== INPUT RECORDS ==
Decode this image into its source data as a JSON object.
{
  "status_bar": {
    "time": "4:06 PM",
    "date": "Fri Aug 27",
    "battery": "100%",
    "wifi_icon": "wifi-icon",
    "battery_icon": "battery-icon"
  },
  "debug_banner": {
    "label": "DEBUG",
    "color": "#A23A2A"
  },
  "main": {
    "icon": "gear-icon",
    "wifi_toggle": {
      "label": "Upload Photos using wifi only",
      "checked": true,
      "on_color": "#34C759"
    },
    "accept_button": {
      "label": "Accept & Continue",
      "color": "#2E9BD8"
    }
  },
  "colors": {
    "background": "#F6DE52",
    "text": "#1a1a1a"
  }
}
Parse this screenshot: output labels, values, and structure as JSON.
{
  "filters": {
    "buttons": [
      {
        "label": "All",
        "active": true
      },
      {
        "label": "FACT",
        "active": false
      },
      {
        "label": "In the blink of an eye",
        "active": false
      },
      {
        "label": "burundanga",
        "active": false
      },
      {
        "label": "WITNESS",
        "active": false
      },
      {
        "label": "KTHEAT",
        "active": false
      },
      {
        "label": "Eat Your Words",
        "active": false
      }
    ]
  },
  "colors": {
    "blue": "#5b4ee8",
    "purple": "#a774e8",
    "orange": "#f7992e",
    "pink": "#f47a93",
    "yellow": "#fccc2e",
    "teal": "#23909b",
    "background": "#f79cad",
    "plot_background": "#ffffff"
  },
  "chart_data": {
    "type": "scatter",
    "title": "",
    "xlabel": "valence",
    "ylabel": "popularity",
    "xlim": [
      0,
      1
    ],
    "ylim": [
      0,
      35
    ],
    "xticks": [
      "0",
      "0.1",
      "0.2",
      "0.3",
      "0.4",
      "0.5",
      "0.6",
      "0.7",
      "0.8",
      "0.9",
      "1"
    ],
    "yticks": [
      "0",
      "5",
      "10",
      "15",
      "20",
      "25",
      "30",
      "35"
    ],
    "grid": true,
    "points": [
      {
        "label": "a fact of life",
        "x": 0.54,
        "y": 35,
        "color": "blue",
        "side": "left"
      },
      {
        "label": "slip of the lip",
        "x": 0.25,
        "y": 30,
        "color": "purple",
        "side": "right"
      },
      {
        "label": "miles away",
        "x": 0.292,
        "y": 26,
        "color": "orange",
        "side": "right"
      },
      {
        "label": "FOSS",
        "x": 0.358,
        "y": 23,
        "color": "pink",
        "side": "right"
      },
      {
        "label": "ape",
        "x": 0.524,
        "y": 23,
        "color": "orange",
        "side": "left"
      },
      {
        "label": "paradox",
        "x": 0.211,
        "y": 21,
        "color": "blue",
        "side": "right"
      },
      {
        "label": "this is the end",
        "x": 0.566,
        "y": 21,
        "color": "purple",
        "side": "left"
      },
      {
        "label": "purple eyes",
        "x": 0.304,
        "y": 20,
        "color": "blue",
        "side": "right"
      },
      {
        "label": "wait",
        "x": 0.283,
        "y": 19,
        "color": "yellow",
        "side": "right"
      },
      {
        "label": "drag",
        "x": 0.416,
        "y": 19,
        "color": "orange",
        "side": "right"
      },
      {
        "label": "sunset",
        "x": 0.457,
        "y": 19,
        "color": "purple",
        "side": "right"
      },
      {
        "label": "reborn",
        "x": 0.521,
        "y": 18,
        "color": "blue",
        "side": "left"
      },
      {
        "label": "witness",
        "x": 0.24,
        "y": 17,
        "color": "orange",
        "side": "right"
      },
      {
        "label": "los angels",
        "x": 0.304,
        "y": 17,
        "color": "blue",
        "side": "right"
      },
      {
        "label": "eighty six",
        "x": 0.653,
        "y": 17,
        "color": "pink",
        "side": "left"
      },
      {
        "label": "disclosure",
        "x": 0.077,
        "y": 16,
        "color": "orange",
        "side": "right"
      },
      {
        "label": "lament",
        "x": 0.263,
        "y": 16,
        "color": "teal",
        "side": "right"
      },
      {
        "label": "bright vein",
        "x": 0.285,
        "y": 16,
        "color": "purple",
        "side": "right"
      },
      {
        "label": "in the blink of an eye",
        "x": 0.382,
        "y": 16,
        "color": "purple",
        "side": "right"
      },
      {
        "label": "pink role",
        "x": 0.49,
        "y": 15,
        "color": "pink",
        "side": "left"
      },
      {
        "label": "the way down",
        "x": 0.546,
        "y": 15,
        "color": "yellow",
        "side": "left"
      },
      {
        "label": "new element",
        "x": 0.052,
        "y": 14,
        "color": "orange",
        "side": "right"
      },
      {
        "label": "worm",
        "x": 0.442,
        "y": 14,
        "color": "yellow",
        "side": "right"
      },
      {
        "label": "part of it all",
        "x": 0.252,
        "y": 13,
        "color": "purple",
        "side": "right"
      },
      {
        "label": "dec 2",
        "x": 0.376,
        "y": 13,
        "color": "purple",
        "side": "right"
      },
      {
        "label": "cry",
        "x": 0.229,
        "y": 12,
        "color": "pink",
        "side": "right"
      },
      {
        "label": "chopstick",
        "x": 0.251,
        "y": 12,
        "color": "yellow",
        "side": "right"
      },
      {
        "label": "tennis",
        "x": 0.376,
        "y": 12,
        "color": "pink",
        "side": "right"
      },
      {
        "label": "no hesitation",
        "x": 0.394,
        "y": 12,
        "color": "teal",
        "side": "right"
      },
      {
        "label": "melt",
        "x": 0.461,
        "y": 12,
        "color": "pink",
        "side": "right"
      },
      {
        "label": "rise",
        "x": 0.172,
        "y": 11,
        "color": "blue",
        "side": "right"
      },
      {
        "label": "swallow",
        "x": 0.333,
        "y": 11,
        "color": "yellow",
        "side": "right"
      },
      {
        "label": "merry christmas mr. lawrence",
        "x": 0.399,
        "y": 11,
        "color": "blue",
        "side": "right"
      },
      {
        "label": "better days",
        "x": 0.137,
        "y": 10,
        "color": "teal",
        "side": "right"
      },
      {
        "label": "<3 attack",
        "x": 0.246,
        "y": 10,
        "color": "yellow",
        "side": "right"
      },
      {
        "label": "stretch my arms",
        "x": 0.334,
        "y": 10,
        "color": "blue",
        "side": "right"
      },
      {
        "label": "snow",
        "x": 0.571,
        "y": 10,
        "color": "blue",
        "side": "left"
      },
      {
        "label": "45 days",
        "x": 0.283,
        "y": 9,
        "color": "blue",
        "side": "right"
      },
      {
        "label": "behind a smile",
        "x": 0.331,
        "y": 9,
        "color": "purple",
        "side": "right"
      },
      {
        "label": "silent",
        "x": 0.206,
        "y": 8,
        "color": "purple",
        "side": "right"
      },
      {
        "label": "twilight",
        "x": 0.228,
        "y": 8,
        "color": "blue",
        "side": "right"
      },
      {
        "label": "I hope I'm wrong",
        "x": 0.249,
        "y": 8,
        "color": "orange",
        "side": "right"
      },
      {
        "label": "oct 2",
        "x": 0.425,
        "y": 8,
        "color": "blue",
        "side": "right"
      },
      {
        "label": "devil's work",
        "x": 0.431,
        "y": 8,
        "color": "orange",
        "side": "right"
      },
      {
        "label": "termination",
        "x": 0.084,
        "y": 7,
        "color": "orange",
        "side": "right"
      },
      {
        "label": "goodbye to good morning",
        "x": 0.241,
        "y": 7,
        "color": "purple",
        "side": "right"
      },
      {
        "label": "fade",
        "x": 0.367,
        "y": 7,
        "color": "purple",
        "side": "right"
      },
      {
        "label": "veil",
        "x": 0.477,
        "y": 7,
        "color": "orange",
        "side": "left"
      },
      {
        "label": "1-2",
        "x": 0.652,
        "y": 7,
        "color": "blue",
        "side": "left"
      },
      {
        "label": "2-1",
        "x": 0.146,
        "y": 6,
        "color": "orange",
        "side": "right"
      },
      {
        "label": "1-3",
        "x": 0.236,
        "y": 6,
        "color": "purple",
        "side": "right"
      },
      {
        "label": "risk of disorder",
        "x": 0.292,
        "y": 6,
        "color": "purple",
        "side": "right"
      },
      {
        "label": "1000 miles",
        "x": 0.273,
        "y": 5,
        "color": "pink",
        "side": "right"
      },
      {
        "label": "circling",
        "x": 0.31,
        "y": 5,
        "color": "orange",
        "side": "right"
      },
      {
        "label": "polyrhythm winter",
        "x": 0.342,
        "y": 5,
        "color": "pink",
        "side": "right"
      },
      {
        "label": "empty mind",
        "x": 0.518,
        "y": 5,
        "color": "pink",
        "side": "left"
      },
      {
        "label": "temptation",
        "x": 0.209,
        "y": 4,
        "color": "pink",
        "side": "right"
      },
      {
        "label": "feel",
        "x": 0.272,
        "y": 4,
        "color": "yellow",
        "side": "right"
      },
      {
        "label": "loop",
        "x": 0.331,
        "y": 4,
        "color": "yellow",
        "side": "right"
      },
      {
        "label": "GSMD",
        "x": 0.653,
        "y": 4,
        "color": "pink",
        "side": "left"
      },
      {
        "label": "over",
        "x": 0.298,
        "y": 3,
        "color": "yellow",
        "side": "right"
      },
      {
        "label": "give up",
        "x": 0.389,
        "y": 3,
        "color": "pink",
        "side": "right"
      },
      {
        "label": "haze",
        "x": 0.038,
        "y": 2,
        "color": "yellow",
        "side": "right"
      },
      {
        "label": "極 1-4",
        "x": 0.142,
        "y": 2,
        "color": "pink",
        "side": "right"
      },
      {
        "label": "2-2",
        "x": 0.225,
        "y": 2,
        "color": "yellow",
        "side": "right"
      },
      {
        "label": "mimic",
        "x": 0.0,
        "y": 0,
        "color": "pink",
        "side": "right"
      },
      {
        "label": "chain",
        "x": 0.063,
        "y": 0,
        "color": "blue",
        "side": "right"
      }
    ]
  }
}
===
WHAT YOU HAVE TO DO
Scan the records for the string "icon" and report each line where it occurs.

TASK RESPONSE
    "wifi_icon": "wifi-icon",
    "battery_icon": "battery-icon"
    "icon": "gear-icon",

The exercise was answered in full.